Women have to be cautious when watching for the symptoms of ovarian cyst, mainly because they’re so general and easy to confuse with other problems. Most women tend to assume that the symptoms they’re experiencing are just a result of their menstrual cycle when really they could have cysts growing larger inside them. Pain in the pelvic area is one of the most common symptoms that women with cysts complain of, and often mistake as cramping as a result of the start of their period. The pain experienced, if caused by a cyst, is important to recognize because it may mean the cyst has grown quite large in size or that it has caused a twisting of the ovary.

When the ovary becomes twisted, it can cut off the blood supply which can be extremely dangerous. Typically surgery is required immediately, in order to remove the blockage and prevent the ovary from any permanent damage. Another of the symptoms of ovarian cyst you may exhibit is vaginal spotting. Again, this is a symptom easily confusable with the onset of a woman’s menstrual cycle.

For women who find that they’re usually regular and are now spotting at random times throughout the month, this may be a clear sign that cysts have developed and they need to get checked out. There are also other symptoms of ovarian cyst to watch for including breast tenderness, nausea and vomiting. Many women actually think they may be pregnant when they start experiencing these symptoms, as they are also commonly associated with pregnancy. A doctor will use a sonogram in order to determine whether cysts are the problem at play and if so, how many there are and whether they’re considered as being unsafe.

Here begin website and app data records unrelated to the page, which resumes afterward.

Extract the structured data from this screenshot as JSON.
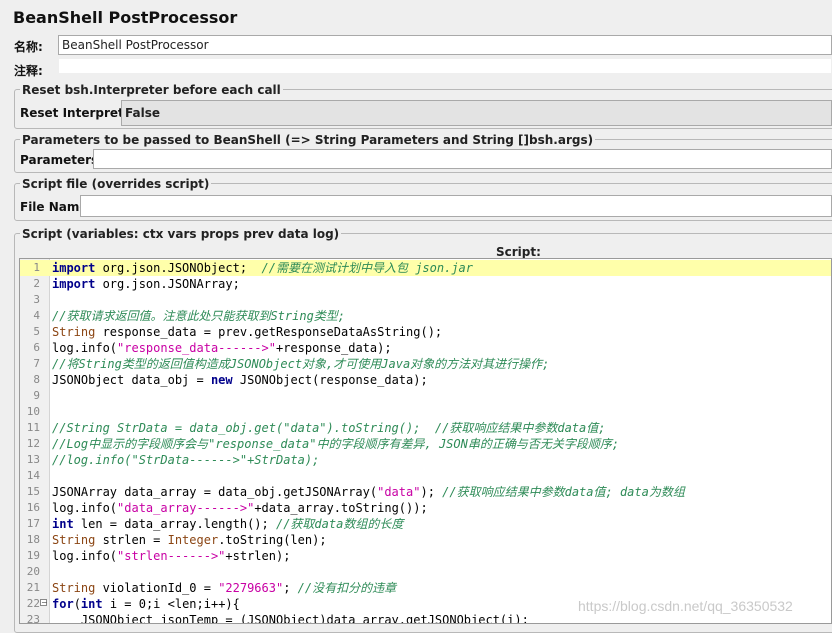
{
  "panel": {
    "title": "BeanShell PostProcessor"
  },
  "name_field": {
    "label": "名称:",
    "value": "BeanShell PostProcessor"
  },
  "comment_field": {
    "label": "注释:",
    "value": ""
  },
  "reset_group": {
    "legend": "Reset bsh.Interpreter before each call",
    "label": "Reset Interpreter:",
    "value": "False"
  },
  "params_group": {
    "legend": "Parameters to be passed to BeanShell (=> String Parameters and String []bsh.args)",
    "label": "Parameters:",
    "value": ""
  },
  "file_group": {
    "legend": "Script file (overrides script)",
    "label": "File Name:",
    "value": ""
  },
  "script_group": {
    "legend": "Script (variables: ctx vars props prev data log)",
    "header": "Script:"
  },
  "code_lines": [
    {
      "n": "1",
      "text": "import org.json.JSONObject;  //需要在测试计划中导入包 json.jar"
    },
    {
      "n": "2",
      "text": "import org.json.JSONArray;"
    },
    {
      "n": "3",
      "text": ""
    },
    {
      "n": "4",
      "text": "//获取请求返回值。注意此处只能获取到String类型;"
    },
    {
      "n": "5",
      "text": "String response_data = prev.getResponseDataAsString();"
    },
    {
      "n": "6",
      "text": "log.info(\"response_data------>\"+response_data);"
    },
    {
      "n": "7",
      "text": "//将String类型的返回值构造成JSONObject对象,才可使用Java对象的方法对其进行操作;"
    },
    {
      "n": "8",
      "text": "JSONObject data_obj = new JSONObject(response_data);"
    },
    {
      "n": "9",
      "text": ""
    },
    {
      "n": "10",
      "text": ""
    },
    {
      "n": "11",
      "text": "//String StrData = data_obj.get(\"data\").toString();  //获取响应结果中参数data值;"
    },
    {
      "n": "12",
      "text": "//Log中显示的字段顺序会与\"response_data\"中的字段顺序有差异, JSON串的正确与否无关字段顺序;"
    },
    {
      "n": "13",
      "text": "//log.info(\"StrData------>\"+StrData);"
    },
    {
      "n": "14",
      "text": ""
    },
    {
      "n": "15",
      "text": "JSONArray data_array = data_obj.getJSONArray(\"data\"); //获取响应结果中参数data值; data为数组"
    },
    {
      "n": "16",
      "text": "log.info(\"data_array------>\"+data_array.toString());"
    },
    {
      "n": "17",
      "text": "int len = data_array.length(); //获取data数组的长度"
    },
    {
      "n": "18",
      "text": "String strlen = Integer.toString(len);"
    },
    {
      "n": "19",
      "text": "log.info(\"strlen------>\"+strlen);"
    },
    {
      "n": "20",
      "text": ""
    },
    {
      "n": "21",
      "text": "String violationId_0 = \"2279663\"; //没有扣分的违章"
    },
    {
      "n": "22",
      "text": "for(int i = 0;i <len;i++){"
    },
    {
      "n": "23",
      "text": "    JSONObject jsonTemp = (JSONObject)data_array.getJSONObject(i);"
    }
  ],
  "watermark": "https://blog.csdn.net/qq_36350532"
}
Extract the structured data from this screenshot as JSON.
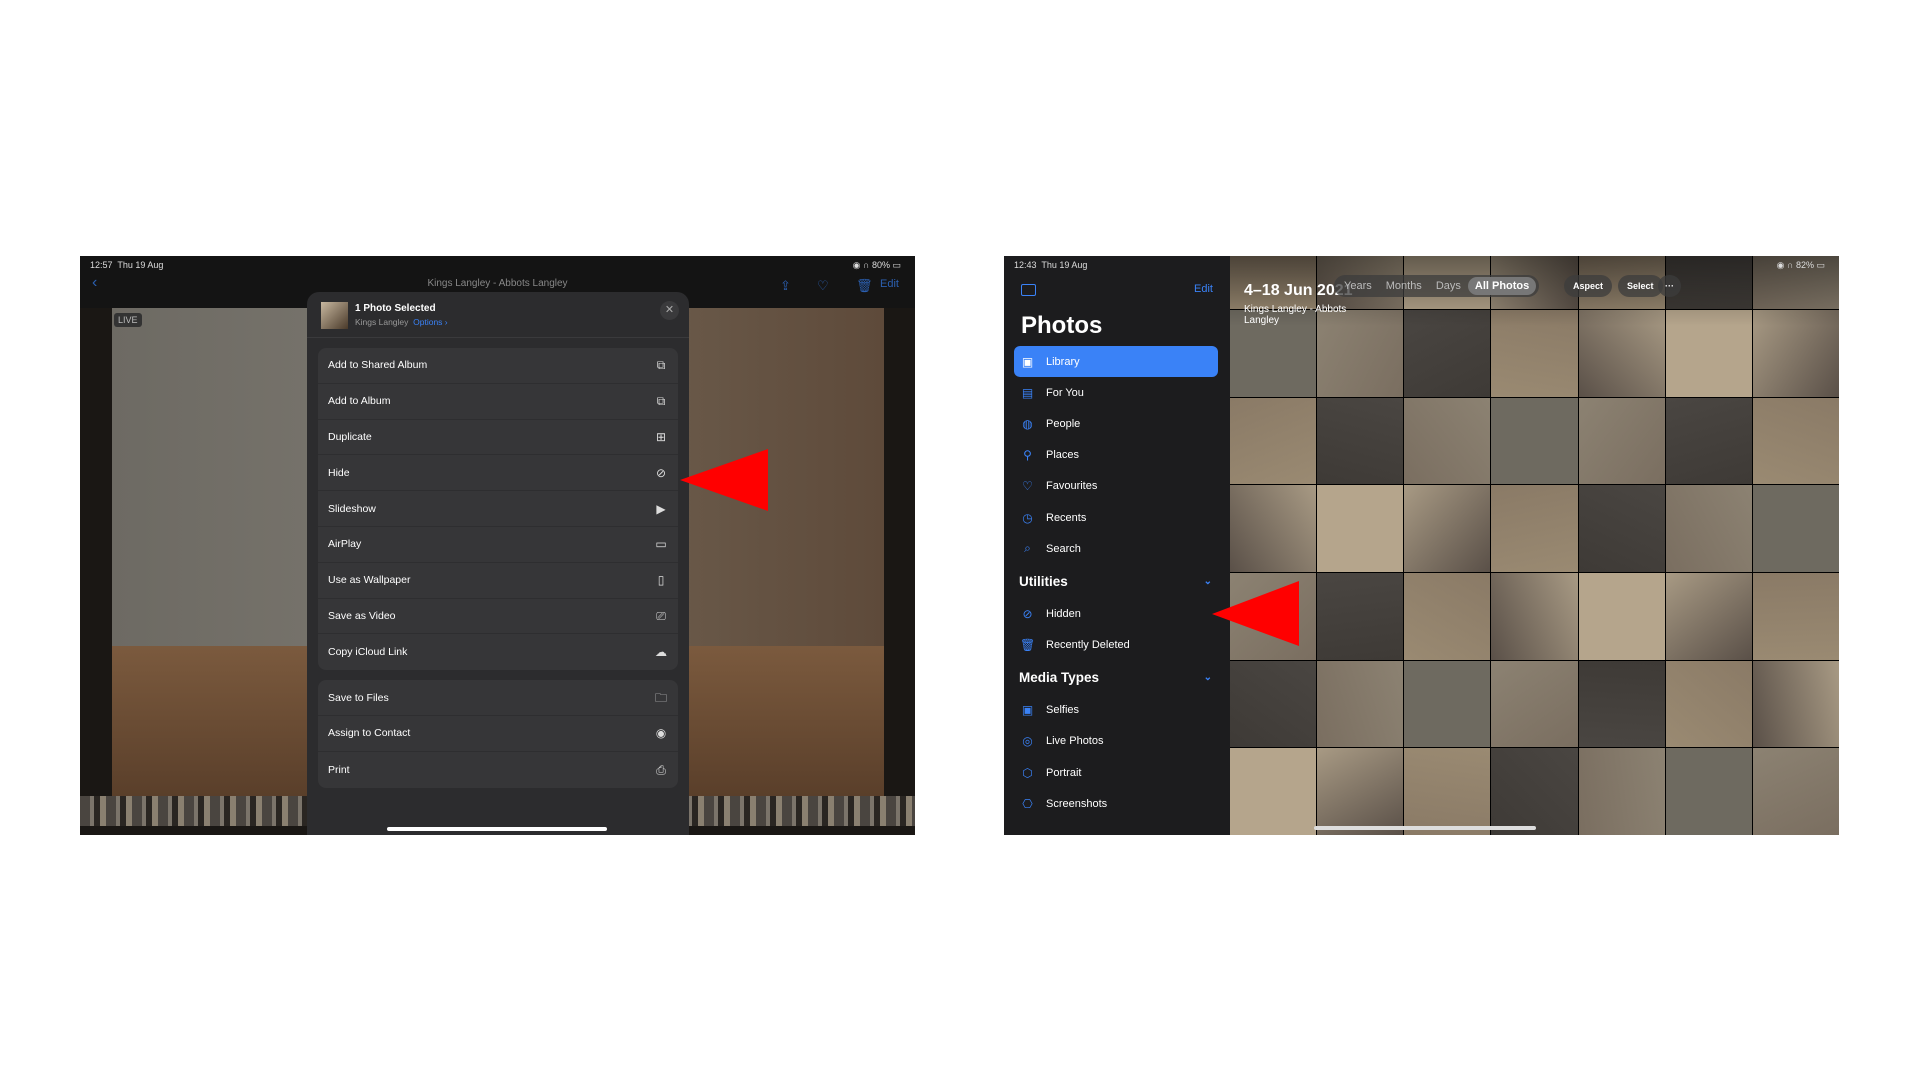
{
  "left": {
    "status": {
      "time": "12:57",
      "date": "Thu 19 Aug",
      "battery": "80%"
    },
    "nav_title": "Kings Langley - Abbots Langley",
    "edit_label": "Edit",
    "live_badge": "LIVE",
    "sheet": {
      "title": "1 Photo Selected",
      "location": "Kings Langley",
      "options": "Options ›",
      "group1": [
        {
          "label": "Add to Shared Album",
          "icon": "shared-album-icon"
        },
        {
          "label": "Add to Album",
          "icon": "album-icon"
        },
        {
          "label": "Duplicate",
          "icon": "duplicate-icon"
        },
        {
          "label": "Hide",
          "icon": "eye-slash-icon"
        },
        {
          "label": "Slideshow",
          "icon": "play-icon"
        },
        {
          "label": "AirPlay",
          "icon": "airplay-icon"
        },
        {
          "label": "Use as Wallpaper",
          "icon": "wallpaper-icon"
        },
        {
          "label": "Save as Video",
          "icon": "video-icon"
        },
        {
          "label": "Copy iCloud Link",
          "icon": "cloud-link-icon"
        }
      ],
      "group2": [
        {
          "label": "Save to Files",
          "icon": "folder-icon"
        },
        {
          "label": "Assign to Contact",
          "icon": "contact-icon"
        },
        {
          "label": "Print",
          "icon": "printer-icon"
        }
      ]
    }
  },
  "right": {
    "status": {
      "time": "12:43",
      "date": "Thu 19 Aug",
      "battery": "82%"
    },
    "sidebar": {
      "edit": "Edit",
      "title": "Photos",
      "items": [
        {
          "label": "Library",
          "icon": "library-icon",
          "active": true
        },
        {
          "label": "For You",
          "icon": "for-you-icon"
        },
        {
          "label": "People",
          "icon": "people-icon"
        },
        {
          "label": "Places",
          "icon": "places-icon"
        },
        {
          "label": "Favourites",
          "icon": "heart-icon"
        },
        {
          "label": "Recents",
          "icon": "clock-icon"
        },
        {
          "label": "Search",
          "icon": "search-icon"
        }
      ],
      "utilities": {
        "title": "Utilities",
        "items": [
          {
            "label": "Hidden",
            "icon": "eye-slash-icon"
          },
          {
            "label": "Recently Deleted",
            "icon": "trash-icon"
          }
        ]
      },
      "media_types": {
        "title": "Media Types",
        "items": [
          {
            "label": "Selfies",
            "icon": "selfie-icon"
          },
          {
            "label": "Live Photos",
            "icon": "live-photo-icon"
          },
          {
            "label": "Portrait",
            "icon": "cube-icon"
          },
          {
            "label": "Screenshots",
            "icon": "screenshot-icon"
          }
        ]
      }
    },
    "header": {
      "date": "4–18 Jun 2021",
      "location": "Kings Langley - Abbots Langley",
      "tabs": [
        "Years",
        "Months",
        "Days",
        "All Photos"
      ],
      "active_tab": "All Photos",
      "aspect": "Aspect",
      "select": "Select",
      "more": "···"
    }
  },
  "colors": {
    "accent": "#3a82f7",
    "annotation_arrow": "#ff0000"
  }
}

Just remember that it’s always better to be safe rather than sorry. Any woman with just a sneaking suspicion that something wrong is at play should get in to see her doctor right away. Ovarian cysts are one of the main causes of ovarian cancer, which kills hundreds of thousands of women around the world each year. Women know their body better than anyone and should always follow the symptoms they’re experiencing.